The EU's ultimatum was vehemently rejected by Venezuelan President Nicolas Maduro who slammed the European calls as an infringement on Venezuela’s sovereignty.
In general, the European Union has expressed its support for dialogue between the Venezuelan parties and has suggested an International Contact Group be set up in order to settle the crisis in the Latin American country. Sputnik has discussed the issue with Hugo Perez Hernaiz, Associate Professor of Sociology at the Universidad Central de Venezuela.
Sputnik: The Leader of the European People's Party in the European Parliament and favorite candidate to become the next president of the European Commission Manfred Weber said that seeing the European Union’s response to the power-struggle that is currently tearing Venezuela apart is "a tragedy". Why is he saying that?
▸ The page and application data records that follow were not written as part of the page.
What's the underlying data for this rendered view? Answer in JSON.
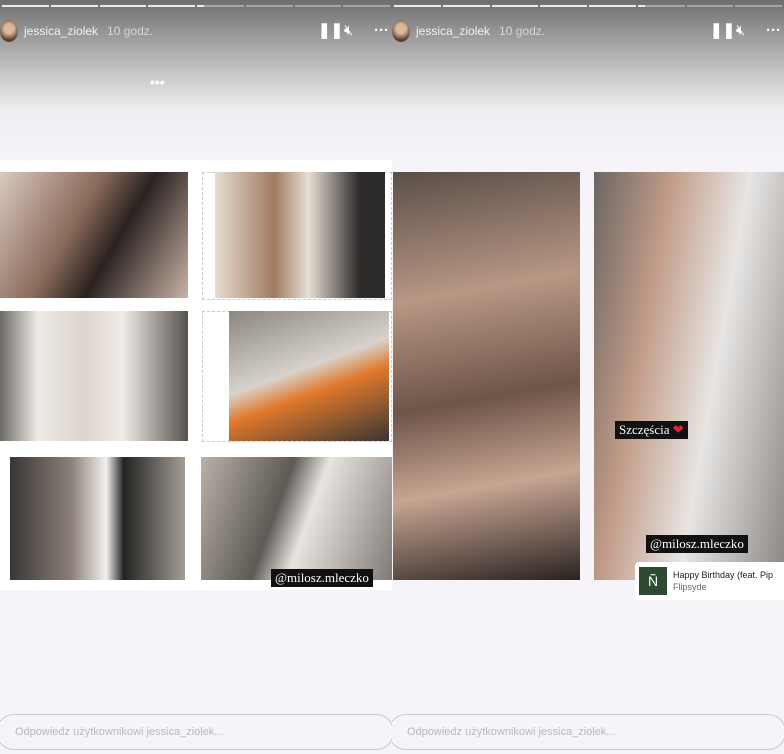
{
  "stories": [
    {
      "username": "jessica_ziolek",
      "time": "10 godz.",
      "progress_segments": 8,
      "completed_segments": 4,
      "current_segment_progress": 0.15,
      "tags": [
        "@milosz.mleczko"
      ],
      "reply_placeholder": "Odpowiedz użytkownikowi jessica_ziolek..."
    },
    {
      "username": "jessica_ziolek",
      "time": "10 godz.",
      "progress_segments": 8,
      "completed_segments": 5,
      "current_segment_progress": 0.15,
      "caption": "Szczęścia",
      "tags": [
        "@milosz.mleczko"
      ],
      "reply_placeholder": "Odpowiedz użytkownikowi jessica_ziolek...",
      "music": {
        "title": "Happy Birthday (feat. Pip",
        "artist": "Flipsyde"
      }
    }
  ],
  "icons": {
    "pause": "pause-icon",
    "mute": "muted-speaker-icon",
    "more": "more-icon",
    "heart": "heart-icon"
  }
}
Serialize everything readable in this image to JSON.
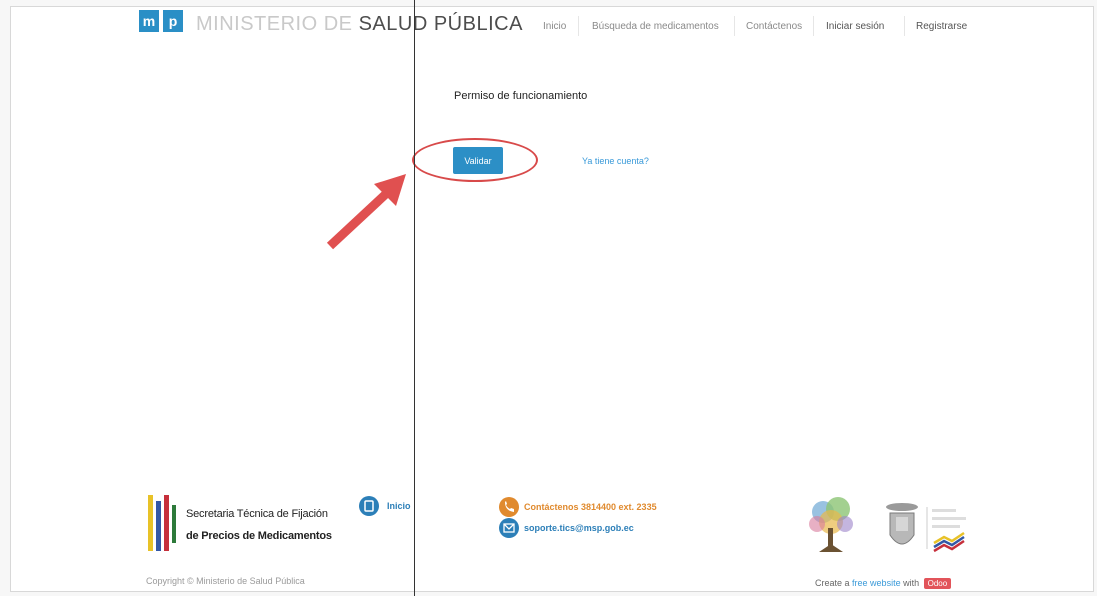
{
  "header": {
    "logo_left": "m",
    "logo_right": "p",
    "brand_light": "MINISTERIO DE ",
    "brand_dark": "SALUD PÚBLICA",
    "nav": [
      "Inicio",
      "Búsqueda de medicamentos",
      "Contáctenos",
      "Iniciar sesión",
      "Registrarse"
    ]
  },
  "main": {
    "title": "Permiso de funcionamiento",
    "validate_button": "Validar",
    "account_link": "Ya tiene cuenta?"
  },
  "footer": {
    "org_line1": "Secretaria Técnica de Fijación",
    "org_line2": "de Precios de Medicamentos",
    "inicio_link": "Inicio",
    "phone": "Contáctenos 3814400 ext. 2335",
    "email": "soporte.tics@msp.gob.ec",
    "copyright": "Copyright © Ministerio de Salud Pública",
    "credit_prefix": "Create a",
    "credit_link": "free website",
    "credit_with": "with",
    "credit_badge": "Odoo"
  },
  "colors": {
    "brand_blue": "#2a8fc6",
    "highlight_red": "#d84a4a"
  }
}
So I think that's a smart position to take.
I think it forces the discussion of general elections in Venezuela — which, say a month ago, was out of the table, and it forces Maduro to think his position (although I don't think he will give in).
But it does put the issue of elections on the table. The European right in general, the popular parties, the People's Party in Spain for example, against [Spanish Prime Minister] Pedro Sanchez, are all using this as a political tool, and they're pressuring for tougher measures against Maduro, and for an immediate recognition of Guaido.
I think that's a mistake. But, of course, they're pushing from the right to pressure for a tougher stand against the Maduro government.
Hugo Perez Hernaiz: Spain, Germany — these are very important countries for Venezuela's public opinion. So I gather that at least the majority of the European countries will follow suit, behind maybe Germany, I would guess.
But of course that's internal European politics, I don't know the future about that.
But I would guess that, yes, once this ultimatum (which I gather should be next week) finishes, I don't see Maduro calling for elections soon. So I guess they will abide by their ultimatum, and recognize Guaido; and, yes, most European countries will follow suit. I haven't heard anything from Greece.
And of course there's Turkey and Russia, which are fully behind Maduro, and they're outside the European Union, but they're supporting Maduro basically, clearly.
There are differences, and Spain in particular has been pushing for a common EU policy. From what I gather it hasn't been completely possible. This is the closest they have got. And it is very important, as it does put a lot of pressure on Maduro, but it's not a common thing yet.
Views and opinions expressed in this article are those of Hugo Perez Hernaiz and do not necessarily reflect those of Sputnik.